[Entries from a dataset of interfaces]

((

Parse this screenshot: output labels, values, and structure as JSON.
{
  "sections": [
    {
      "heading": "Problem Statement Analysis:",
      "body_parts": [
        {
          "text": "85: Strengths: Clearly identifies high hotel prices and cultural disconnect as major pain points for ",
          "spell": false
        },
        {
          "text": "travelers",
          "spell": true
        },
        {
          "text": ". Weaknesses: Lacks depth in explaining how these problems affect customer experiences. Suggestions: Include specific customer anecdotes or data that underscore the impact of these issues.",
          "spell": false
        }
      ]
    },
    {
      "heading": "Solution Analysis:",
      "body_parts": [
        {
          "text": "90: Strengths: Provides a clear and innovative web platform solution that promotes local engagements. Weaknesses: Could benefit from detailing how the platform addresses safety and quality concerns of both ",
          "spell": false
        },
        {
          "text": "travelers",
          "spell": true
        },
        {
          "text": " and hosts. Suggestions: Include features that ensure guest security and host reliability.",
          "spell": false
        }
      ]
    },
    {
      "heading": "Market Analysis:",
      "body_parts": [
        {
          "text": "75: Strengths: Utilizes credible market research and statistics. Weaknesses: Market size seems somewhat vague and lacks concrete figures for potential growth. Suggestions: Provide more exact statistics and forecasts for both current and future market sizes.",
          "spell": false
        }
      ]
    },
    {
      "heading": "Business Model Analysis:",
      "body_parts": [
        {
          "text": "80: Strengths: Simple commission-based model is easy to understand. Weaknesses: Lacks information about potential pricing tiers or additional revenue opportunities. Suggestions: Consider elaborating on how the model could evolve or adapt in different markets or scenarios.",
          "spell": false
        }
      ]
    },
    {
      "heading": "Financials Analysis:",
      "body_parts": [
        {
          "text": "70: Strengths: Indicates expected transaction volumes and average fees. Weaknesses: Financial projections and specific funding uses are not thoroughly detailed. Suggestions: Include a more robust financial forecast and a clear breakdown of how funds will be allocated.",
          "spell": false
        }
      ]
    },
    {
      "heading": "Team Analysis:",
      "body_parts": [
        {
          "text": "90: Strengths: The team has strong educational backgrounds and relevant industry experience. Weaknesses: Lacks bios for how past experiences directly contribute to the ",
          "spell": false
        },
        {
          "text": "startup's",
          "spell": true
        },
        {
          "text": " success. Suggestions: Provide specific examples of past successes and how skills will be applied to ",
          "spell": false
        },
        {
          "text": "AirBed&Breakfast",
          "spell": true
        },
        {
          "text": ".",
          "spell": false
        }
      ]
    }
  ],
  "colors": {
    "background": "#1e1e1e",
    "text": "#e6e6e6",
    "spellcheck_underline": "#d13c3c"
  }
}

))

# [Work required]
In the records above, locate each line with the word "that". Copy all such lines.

# [Answer space]
          "text": ". Weaknesses: Lacks depth in explaining how these problems affect customer experiences. Suggestions: Include specific customer anecdotes or data that underscore the impact of these issues.",
          "text": "90: Strengths: Provides a clear and innovative web platform solution that promotes local engagements. Weaknesses: Could benefit from detailing how the platform addresses safety and quality concerns of both ",
          "text": " and hosts. Suggestions: Include features that ensure guest security and host reliability.",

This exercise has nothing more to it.